Projection Unveiled at
Premiere Geography Convention
For immediate release:
Contact Kate Larson - 800-736-1293, (Email:
An alternative view of the world was unveiled at the
National Council for Geographic Education conference on
October 16-19, 2002 in Philadelphia, PA (
Every educator at the event received a copy of the new
Hobo-Dyer Projection map.
The new map is the result of collaboration among leading
cartographers, radical designers, graphic artists, and
organization development consultants. Published by ODT, Inc.
of Amherst, MA the new Hobo-Dyer map is on-line at
While the purpose of most maps is to pursue some sort of
an agenda, the purpose of the new Hobo-Dyer is to inform the
public that every map HAS a hidden agenda. The Hobo-Dyer is
an Equal-Area map, like the Peters map that was featured on
the hit TV show, West Wing, last year. On West Wing, a
fictional group, Cartographers for Social Equality, “freaked
out” President Bartlet’s press secretary, C.J. Craig, by
flipping the world upside-down and putting south on top.
The Hobo-Dyer map does this one better! Not only is south
on top, but the map is centered on the Pacific Ocean. The
Hobo-Dyer map is printed on both sides: It is south-up with
Australia in the center on one side, with the more
traditional north-up (and Africa-centered) on the other.
Both images are exactly the same, but side-by-side you can
hardly believe it!
Workshops in Philadelphia on the Hobo-Dyer map were lead
by Ward Kaiser, Dr. Denis Wood, and Dr. Bob Abramms. Session
topics included: Thinking About Maps as Propositions Instead
of Representations; Maps As Icons; Where is the Center of
Your Earth?, and How To See Through Maps. The last workshop,
presented by Kaiser and Wood, challenged teachers to
question their assumptions about cartography, as well as

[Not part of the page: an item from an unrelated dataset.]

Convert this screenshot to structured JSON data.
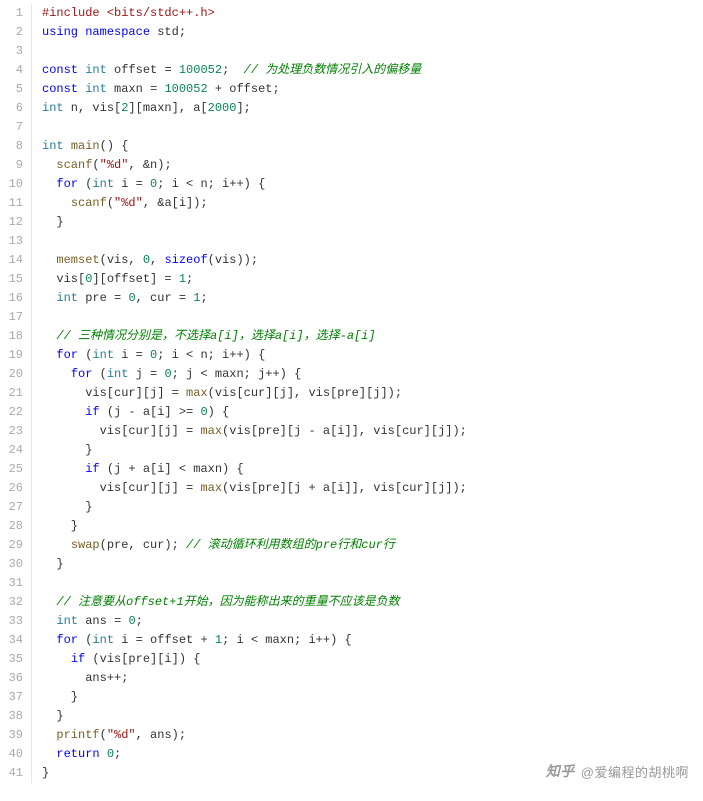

images and representations of all kinds.
Kaiser and Wood worked for two years to create a
remarkable new book, Seeing Through Maps: The Power of
Images to Shape Our World View, published by ODT less
than year ago.
LOOK at a map? We do it all the time. But to SEE THROUGH
a map, and discover its silent assumptions? That's a whole
other task. And much more rewarding.